Investors should stear clear of APP, as it has negative equity, negative earnings and no free cash flow. APP's long-term debt of $214 million is alrarming, especially since the company only did $137 million in sales and $72 million in gross profit. However, I think that Standard General should appoint me as CEO, and I'm only asking half of Charney's $800,000 salary to turn things around, demonstrating my commitment to cutting costs.
The first thing I would do is cut off the retail arm of the company. With 260 stores in 19 countries, the company has to pay rent, employee salaries and shipping for each location. Sales are flat and customers aren't willing to pay $20-$30 for basic tees and apparel, and I can't blame them. This would save the company millions and force it to streamline its operations by focusing on its manufacturing business. APP could cut its prices and hope to attract more retail customers, but it would still have to pay operating costs without the guarantee of increased sale volume, as its inventory depreciates.
APP prides itself as an American manufacturing company with vertical integration. I like the quality of American Apparel and use its products for my clothing brand. Their wholesale clients are the key to their success. Since APP has expanded, its brand and the quality of its clothing is known worldwide. Clothing brands and screen printing companies know that they are unmatched when it comes to fit and feel. APP already has a wholesale client base that knows the quality of its products and are willing to buy, so why is it focusing on retail instead of wholesale? APP's wholesale selection is not as extensive as its retail offerings. APP should cut its retail and put all of its inventory on its wholesale website. APP could then be more strict in offering credit to wholesale clients, until things turn around. By offering more products on its wholesale site, clients will be willing to buy some of the new inventory that would only be available through retail. APP can then see which products are being bought and stop manufacturing the ones that aren't. By focusing on wholesale and manufacturing, the company could have a chance to turn things around.

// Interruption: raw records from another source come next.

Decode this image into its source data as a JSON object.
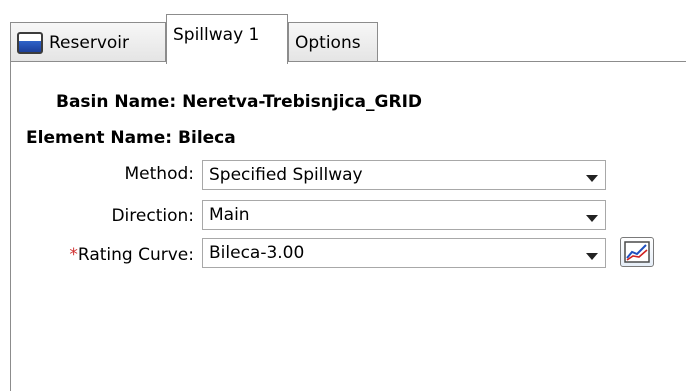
{
  "tabs": {
    "reservoir": "Reservoir",
    "spillway": "Spillway 1",
    "options": "Options"
  },
  "basin": {
    "label": "Basin Name:",
    "value": "Neretva-Trebisnjica_GRID"
  },
  "element": {
    "label": "Element Name:",
    "value": "Bileca"
  },
  "method": {
    "label": "Method:",
    "value": "Specified Spillway"
  },
  "direction": {
    "label": "Direction:",
    "value": "Main"
  },
  "rating_curve": {
    "required_mark": "*",
    "label": "Rating Curve:",
    "value": "Bileca-3.00"
  },
  "icons": {
    "reservoir_tab": "reservoir-icon",
    "graph_button": "graph-icon",
    "dropdown": "chevron-down-icon"
  },
  "colors": {
    "required": "#d03030",
    "tab_border": "#8c8c8c",
    "graph_line_blue": "#1f4fbf",
    "graph_line_red": "#d02020"
  }
}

Standard General, the ball is in your court. I've got some more ideas we can discuss once I receive my employment offer. I know what I've proposed is a really simple fix, but it's better than what Charney has done in his tenure.